Augustus Asker came to Stamford from Norfolk in the 1920s. The Askers' family originated in Holland and came to East Anglia sometime in the 1600s to work on the drainage of the Fens. Augustus worked at the Co-operative bakery in Wharf Road, Stamford before he bought the business in King's Mill Lane in 1926/27.

Augustus' grandson, Stuart Asker, now runs the business. He remembers coming down to the bake house on Sundays as a child. "There was always something to do, even if it was just to wash the van." He started working full time in the family business in 1970. Stuart's son Kerry now works at the bake house too, the fourth generation of bakers in Stamford. They're a family who don't get much chance to lie-in in the morning.

"We're up at 5.00 - 5.30am on a normal day, 4.30 - 5.00am on a Friday and Saturday," says Stuart. "But before we got some of the labour saving machines it used to be 2.00am. You definitely need to have a nap in the day." The oven is lit at 6:00am and, depending on the wind direction, will generally get through a bag of coal every day.

Askers bake a variety of breads and confectionary for their shop in Red Lion Street and also supply bread for The George, The Crown, plus pubs and teashops within Stamford and surrounding villages. When Augustus Asker first took on the bakery deliveries were made by bicycle and they got their first van in the 1940s. In 1951 Askers opened their own shop in Broad Street, subsequently moving a short distance into compact premises in Red Lion Street in 1954. They've been there ever since.

It isn't just their oven and their premises that provide a sense of continuity to Askers. The staff are an essential part of the bakery's tradition too. "Anyone that joins the baking trade with us seems to stop." Says Stuart. "Dick Gregory has been with us 18 years. Two people in the last generation, Vic Davies and Lilly Clipsham, worked with us for over 50 years." In the bake house alongside Stuart, Kerry and Dick are two part-time ladies, Katrina Whyte and confectionary specialist Karen Parsons. At the shop five ladies work part-time. "Mrs Walker has been with us 17 years and her daughter works with us now." Not every member of the team plans to stay for so long; every morning the oven is lit by Josiah Kennedy, a sixth form student who is planning to go to university to study philosophy.

The experience of the whole team has helped in the planning and baking for 'A Cake for Every Day'. The majority of the cakes made during the project are not part of Askers' usual repertoire, and Karen Parsons has delved into her mother's cookbooks to find some of the recipes.
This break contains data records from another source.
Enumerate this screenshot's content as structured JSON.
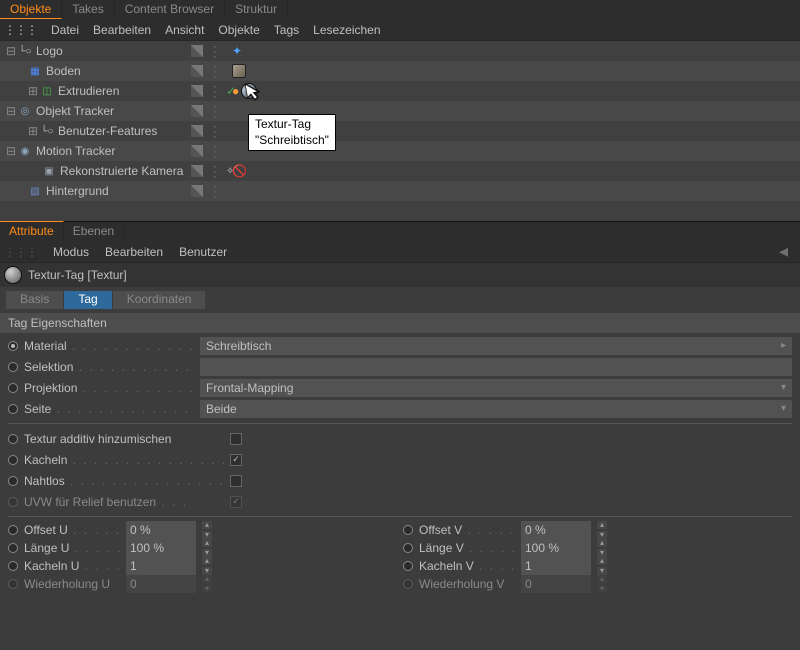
{
  "top_tabs": {
    "objekte": "Objekte",
    "takes": "Takes",
    "content": "Content Browser",
    "struktur": "Struktur"
  },
  "menu": {
    "datei": "Datei",
    "bearbeiten": "Bearbeiten",
    "ansicht": "Ansicht",
    "objekte": "Objekte",
    "tags": "Tags",
    "lesezeichen": "Lesezeichen"
  },
  "tree": {
    "logo": "Logo",
    "boden": "Boden",
    "extrudieren": "Extrudieren",
    "objekt_tracker": "Objekt Tracker",
    "benutzer_features": "Benutzer-Features",
    "motion_tracker": "Motion Tracker",
    "rek_kamera": "Rekonstruierte Kamera",
    "hintergrund": "Hintergrund"
  },
  "tooltip": {
    "l1": "Textur-Tag",
    "l2": "\"Schreibtisch\""
  },
  "attr_tabs": {
    "attribute": "Attribute",
    "ebenen": "Ebenen"
  },
  "attr_menu": {
    "modus": "Modus",
    "bearbeiten": "Bearbeiten",
    "benutzer": "Benutzer"
  },
  "chip": "Textur-Tag [Textur]",
  "subtabs": {
    "basis": "Basis",
    "tag": "Tag",
    "koord": "Koordinaten"
  },
  "section": "Tag Eigenschaften",
  "props": {
    "material_l": "Material",
    "material_v": "Schreibtisch",
    "selektion_l": "Selektion",
    "projektion_l": "Projektion",
    "projektion_v": "Frontal-Mapping",
    "seite_l": "Seite",
    "seite_v": "Beide",
    "additiv_l": "Textur additiv hinzumischen",
    "kacheln_l": "Kacheln",
    "nahtlos_l": "Nahtlos",
    "uvw_l": "UVW für Relief benutzen",
    "offset_u_l": "Offset U",
    "offset_u_v": "0 %",
    "offset_v_l": "Offset V",
    "offset_v_v": "0 %",
    "laenge_u_l": "Länge U",
    "laenge_u_v": "100 %",
    "laenge_v_l": "Länge V",
    "laenge_v_v": "100 %",
    "kacheln_u_l": "Kacheln U",
    "kacheln_u_v": "1",
    "kacheln_v_l": "Kacheln V",
    "kacheln_v_v": "1",
    "wied_u_l": "Wiederholung U",
    "wied_u_v": "0",
    "wied_v_l": "Wiederholung V",
    "wied_v_v": "0"
  }
}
In a world dominated by multi national companies and in which our eating habits are dictated by supermarket chains, it's reassuring that at least some small family-run businesses continue to survive, offering the same type of traditional fare that they provided to previous generations and adding tasty new recipes too.

Soraya Smithson - 2009